Money makes the world go round: A blog about the business and culture of all things entertaining in the world of theater, television, film, music, art, gadgets, gizmos and other life necessities (and probably other things, knowing myself)

Sunday, April 3, 2011

FAA Training Questioned

Obviously not a business entertainment blog entry - I need to change the name of this blog soon enough.  Still...enjoy:

The Federal Aviation Administration recently adopted a new data system for its aviation controller training program after an audit by the Department of Transportation found the FAA’s method outdated and inaccurate.

The modified system will more accurately track failure statistics among those in the program to help FAA sufficiently train 11,000 new air traffic controllers by the fiscal year 2019 to replace vacant positions left by retirees.

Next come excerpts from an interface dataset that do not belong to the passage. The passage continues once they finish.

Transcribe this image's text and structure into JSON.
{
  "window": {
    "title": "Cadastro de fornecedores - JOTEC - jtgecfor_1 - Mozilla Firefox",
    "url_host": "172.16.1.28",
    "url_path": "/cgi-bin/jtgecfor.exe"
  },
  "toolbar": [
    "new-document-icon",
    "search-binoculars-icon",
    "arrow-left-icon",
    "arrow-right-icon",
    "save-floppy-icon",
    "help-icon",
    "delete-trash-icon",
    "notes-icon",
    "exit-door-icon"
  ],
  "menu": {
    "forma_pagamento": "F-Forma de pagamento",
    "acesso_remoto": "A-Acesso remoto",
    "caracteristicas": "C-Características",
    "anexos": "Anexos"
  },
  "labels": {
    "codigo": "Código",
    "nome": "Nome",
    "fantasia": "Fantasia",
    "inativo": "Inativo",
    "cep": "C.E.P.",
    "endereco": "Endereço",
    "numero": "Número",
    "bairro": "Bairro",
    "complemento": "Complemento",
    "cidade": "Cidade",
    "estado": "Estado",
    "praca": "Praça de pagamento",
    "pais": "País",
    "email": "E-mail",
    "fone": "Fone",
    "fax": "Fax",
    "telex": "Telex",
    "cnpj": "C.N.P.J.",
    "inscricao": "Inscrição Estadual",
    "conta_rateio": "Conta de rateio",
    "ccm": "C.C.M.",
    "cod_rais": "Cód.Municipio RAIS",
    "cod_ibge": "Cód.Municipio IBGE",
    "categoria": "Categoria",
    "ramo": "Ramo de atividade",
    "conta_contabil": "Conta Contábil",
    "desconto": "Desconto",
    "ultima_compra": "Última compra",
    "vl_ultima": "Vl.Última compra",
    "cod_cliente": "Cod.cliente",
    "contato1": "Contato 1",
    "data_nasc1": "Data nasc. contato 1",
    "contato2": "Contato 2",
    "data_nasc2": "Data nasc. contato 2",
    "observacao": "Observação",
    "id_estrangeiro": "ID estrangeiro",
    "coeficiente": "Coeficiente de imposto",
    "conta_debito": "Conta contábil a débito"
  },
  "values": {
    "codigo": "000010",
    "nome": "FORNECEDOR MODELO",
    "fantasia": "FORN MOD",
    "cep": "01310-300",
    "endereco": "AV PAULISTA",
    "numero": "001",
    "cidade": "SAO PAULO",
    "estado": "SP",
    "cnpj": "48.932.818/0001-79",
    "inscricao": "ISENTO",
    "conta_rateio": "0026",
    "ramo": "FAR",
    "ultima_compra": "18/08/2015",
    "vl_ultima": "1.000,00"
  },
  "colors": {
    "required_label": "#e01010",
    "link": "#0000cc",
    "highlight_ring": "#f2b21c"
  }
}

“The important thing is that we don’t change the training – we don’t look at the attrition rate and say, ‘[the program’s] too hard,’” said Paul Takemoto, a spokesperson for the DOT. “We have a strict standard that we have to adhere to.”

Nearly two weeks after the FAA adopted the changes recommended by the DOT, the organization faces new challenges in the overall sufficiency of its training program.

A recent incident involving a Southwest Airlines jet and a small plane flying dangerously close together resulted in the suspension of an air traffic supervisor and an investigation into the aviation controller training program by the National Transportation Safety Board.

“By placing this passenger aircraft in close proximity to another plane, the air traffic controller compromised the safety of everyone involved. This incident was totally inappropriate,” said FAA Administrator Randy Babbitt in statement released Tuesday.

“We are reviewing the air traffic procedures used here and making sure everyone understands the protocols for contacting unresponsive aircraft.”

In a separate incident the week prior, a supervisor fell asleep while two aircrafts landed at Reagan National Airport. The supervisor was suspended. 

Update: Read my article about President Ronald Reagan's role on cycles of FAA staffing issues here.